Howard Dean: A Citizen's Guide to the Man Who Would Be President. By a team of reporters for Vermont's Rutland Herald and Barre-Montpelier Times -Argus. Edited by Dirk Van Susteren, Steerforth, 245 pp., paperback, illustrated, $12.95
Winning Back America, By Howard Dean, Simon & Schuster, 179 pp., paperback, $11.95
I was a constituent of Howard Dean's when I lived in Vermont and occasionally covered the then governor as a reporter. I voted for him in 2000, partly because of his support for civil unions. His 11-year governorship, in my view, racked up an impressive list of achievements, and he's a decent, intelligent man. Yet his presidential campaign gives me the willies, and two new books reminded me why.
"Winning Back America," Dean's autobiography cum campaign manifesto, details his case against the Bush administration. Lord knows there are legitimate beefs, some of which Dean raises. Should rich-tilted tax cuts really take priority over needs such as homeland security and health insurance for those vulnerable to bankruptcy from medical bills? And the planning for the Iraq occupation looks more like the work of Will Ferrell's George W. Bush, or his elf, than the real president. But Dean, like Bush before him, suffers as much as he profits from his old job description. Being governor equips you to fund school aid and close landfills, but there's not a smidgeon of training in dealing with the rest of the world -- no small matter when the neighbors include Al Qaeda, a chaotic Iraq, and a nuclear North Korea. Too often, Dean's statements suggest a rookie making up his foreign policy on the fly, an impression reinforced when you read his book in conjunction with "Howard Dean: A Citizen's Guide to the Man Who Would Be President," written by a team of Vermont journalists.

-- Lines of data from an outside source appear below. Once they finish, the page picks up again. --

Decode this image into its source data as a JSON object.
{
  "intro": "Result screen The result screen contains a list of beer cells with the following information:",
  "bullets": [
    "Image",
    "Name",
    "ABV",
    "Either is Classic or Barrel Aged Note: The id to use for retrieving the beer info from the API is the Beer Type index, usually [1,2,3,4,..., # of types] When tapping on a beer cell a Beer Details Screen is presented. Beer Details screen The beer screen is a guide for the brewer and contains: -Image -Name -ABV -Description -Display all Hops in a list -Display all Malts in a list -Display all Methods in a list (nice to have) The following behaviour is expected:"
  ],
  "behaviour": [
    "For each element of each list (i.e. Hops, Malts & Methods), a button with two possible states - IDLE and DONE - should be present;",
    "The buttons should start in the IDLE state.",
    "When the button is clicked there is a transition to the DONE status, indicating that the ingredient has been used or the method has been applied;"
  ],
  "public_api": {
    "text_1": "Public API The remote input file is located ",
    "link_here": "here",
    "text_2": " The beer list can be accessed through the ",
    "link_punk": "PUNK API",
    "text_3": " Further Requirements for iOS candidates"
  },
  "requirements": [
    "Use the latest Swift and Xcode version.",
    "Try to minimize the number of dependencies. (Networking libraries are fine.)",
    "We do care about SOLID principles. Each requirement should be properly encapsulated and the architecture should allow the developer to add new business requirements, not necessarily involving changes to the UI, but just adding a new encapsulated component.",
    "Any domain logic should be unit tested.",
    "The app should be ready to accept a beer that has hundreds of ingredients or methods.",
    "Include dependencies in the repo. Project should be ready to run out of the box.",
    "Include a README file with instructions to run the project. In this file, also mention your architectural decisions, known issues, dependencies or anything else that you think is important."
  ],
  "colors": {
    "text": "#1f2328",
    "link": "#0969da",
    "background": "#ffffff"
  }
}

Certainly, both books lay out the man's virtues. A leader by accident -- Dean was Vermont's lieutenant governor when the Republican governor died in 1991 -- he gracefully managed the traumatizing transition and won five elections in his own right. He conserved half a million wilderness acres, admirably leashed the spenders in his own party while reinforcing the safety net, and signed civil-unions legislation amid sometimes hateful opposition that led him to campaign for his last term in a bulletproof vest. Demonstrating wisdom, Dean signed the bill privately to avoid public gloating that could inflame opponents.
But a record only tells you so much. As governor of California, Ronald Reagan liberalized abortion laws and raised taxes. The past isn't necessarily presidential prologue, and understandably, Dean's book puts a positive spin on what his presidency would be like, while "A Citizen's Guide" occasionally challenges his statements. But taken together, they reveal a man at the bottom of the learning curve on world affairs.
"I disagree with the whole notion of preemptive war," he says flatly in "Winning Back America." That doesn't square with what he tells the Vermont reporters: "I believe there are times when preemptive force is justified, but there has to be an immediate threat." Missing such contradictions is the occupational hazard of writing quickie books; the authors cranked out "A Citizen's Guide" in eight weeks, after Dean rocketed to the top of presidential preference polls and before his own book debuted. But other omissions in "A Citizen's Guide" are less defensible.
Dean tells the reporters he wants to shift federal farm subsidies away from corporate agribusiness and toward family farms. Yet long ago he endorsed President Bush's abysmal farm bill on "Meet the Press," saying it provided money for family farms in Vermont. It also kept subsidies lopsided on behalf of corporate welfare (and shafted Third World farmers, who can't compete with subsidized corporations -- an odd stance for a candidate who mouths support for social justice). Dean's book is mum on the matter.
Dean, of course, eclipsed his Democratic primary rivals on the strength of his opposition to the war against Saddam Hussein. There were reasonable arguments on both sides of that debate, but Dean's were worrisomely ill considered. "Iraq was not an imminent threat to the security of the United States," he writes in "Winning Back America." Indeed not -- which was the strongest argument for disarming Saddam now. Reading just the recent headlines about North Korea reveals that a president's military options contract, not expand, when the enemy is an imminent threat, i.e., has weapons of mass destruction. Candidate Dean was quoted once as saying that he would have unilaterally attacked Saddam if the dictator had possessed nuclear weapons. It's likely President Dean would do no such thing.
Of course, none of this will trouble Dean's diehard supporters. Dean, like Reagan, inspires hero worship, and hero worshippers dwell in the comforting dark of don't-bother-me-with-the-facts certitude. For others trying to honestly assess the Democratic front-runner, these two books are valuable for the questions they answer about his past -- and for the doubts about his future plans that linger after you've finished reading.